REQUIRED ACTION: In the listing that follows, count the lines that include "betesmarkshistorik", and answer with the total alone.

DATASET:
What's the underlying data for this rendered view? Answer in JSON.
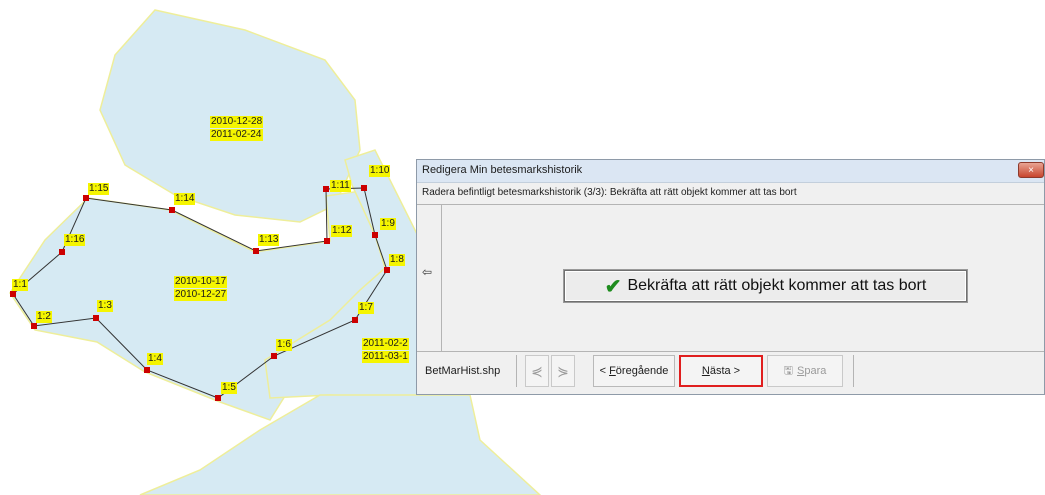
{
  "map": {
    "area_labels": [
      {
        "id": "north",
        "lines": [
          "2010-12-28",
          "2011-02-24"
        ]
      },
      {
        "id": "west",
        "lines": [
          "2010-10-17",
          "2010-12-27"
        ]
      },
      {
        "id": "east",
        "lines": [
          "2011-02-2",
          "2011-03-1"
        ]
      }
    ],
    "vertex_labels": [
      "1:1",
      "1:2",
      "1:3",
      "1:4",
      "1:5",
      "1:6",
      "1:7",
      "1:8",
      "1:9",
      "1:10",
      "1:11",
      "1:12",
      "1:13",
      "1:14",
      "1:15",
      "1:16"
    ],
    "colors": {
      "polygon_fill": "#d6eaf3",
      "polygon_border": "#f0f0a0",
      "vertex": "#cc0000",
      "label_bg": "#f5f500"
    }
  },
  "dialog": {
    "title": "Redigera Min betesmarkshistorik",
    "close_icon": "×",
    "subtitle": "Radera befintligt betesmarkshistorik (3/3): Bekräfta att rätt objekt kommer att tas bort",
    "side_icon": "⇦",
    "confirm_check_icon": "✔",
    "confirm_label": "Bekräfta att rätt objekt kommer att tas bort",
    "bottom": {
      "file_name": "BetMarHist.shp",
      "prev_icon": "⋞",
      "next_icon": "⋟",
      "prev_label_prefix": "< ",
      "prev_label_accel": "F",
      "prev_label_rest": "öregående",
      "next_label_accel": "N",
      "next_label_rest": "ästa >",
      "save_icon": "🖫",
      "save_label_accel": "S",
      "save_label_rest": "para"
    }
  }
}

WRITTEN RESPONSE: 2